[Records from a data source]

..........

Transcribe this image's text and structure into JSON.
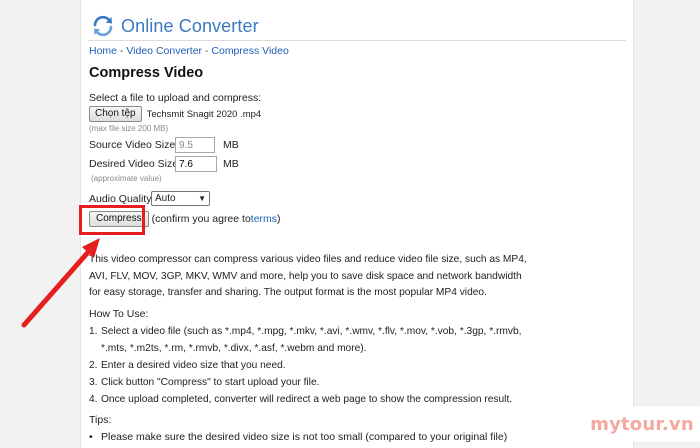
{
  "site": {
    "title": "Online Converter"
  },
  "breadcrumb": {
    "home": "Home",
    "sep1": " - ",
    "video_converter": "Video Converter",
    "sep2": " - ",
    "current": "Compress Video"
  },
  "page": {
    "heading": "Compress Video"
  },
  "form": {
    "select_label": "Select a file to upload and compress:",
    "choose_button": "Chọn tệp",
    "file_name": "Techsmit Snagit 2020 .mp4",
    "max_size_note": "(max file size 200 MB)",
    "source_label": "Source Video Size:",
    "source_value": "9.5",
    "source_unit": "MB",
    "desired_label": "Desired Video Size:",
    "desired_value": "7.6",
    "desired_unit": "MB",
    "approx_note": "(approximate value)",
    "audio_label": "Audio Quality:",
    "audio_value": "Auto",
    "compress_button": "Compress",
    "agree_text": "(confirm you agree to ",
    "terms_link": "terms",
    "agree_close": ")"
  },
  "description": "This video compressor can compress various video files and reduce video file size, such as MP4, AVI, FLV, MOV, 3GP, MKV, WMV and more, help you to save disk space and network bandwidth for easy storage, transfer and sharing. The output format is the most popular MP4 video.",
  "howto": {
    "heading": "How To Use:",
    "steps": [
      {
        "num": "1.",
        "text": "Select a video file (such as *.mp4, *.mpg, *.mkv, *.avi, *.wmv, *.flv, *.mov, *.vob, *.3gp, *.rmvb, *.mts, *.m2ts, *.rm, *.rmvb, *.divx, *.asf, *.webm and more)."
      },
      {
        "num": "2.",
        "text": "Enter a desired video size that you need."
      },
      {
        "num": "3.",
        "text": "Click button \"Compress\" to start upload your file."
      },
      {
        "num": "4.",
        "text": "Once upload completed, converter will redirect a web page to show the compression result."
      }
    ]
  },
  "tips": {
    "heading": "Tips:",
    "items": [
      "Please make sure the desired video size is not too small (compared to your original file)"
    ]
  },
  "watermark": "mytour.vn",
  "colors": {
    "link": "#1f5fb4",
    "title": "#3a78c2",
    "annotation_red": "#e51e1e",
    "watermark": "#f4a9a0"
  },
  "icons": {
    "logo": "refresh-arrows-icon",
    "annotation": "red-arrow-icon"
  }
}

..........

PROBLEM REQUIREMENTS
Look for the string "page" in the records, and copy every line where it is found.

WRITTEN SOLUTION
  "page": {
        "text": "Once upload completed, converter will redirect a web page to show the compression result."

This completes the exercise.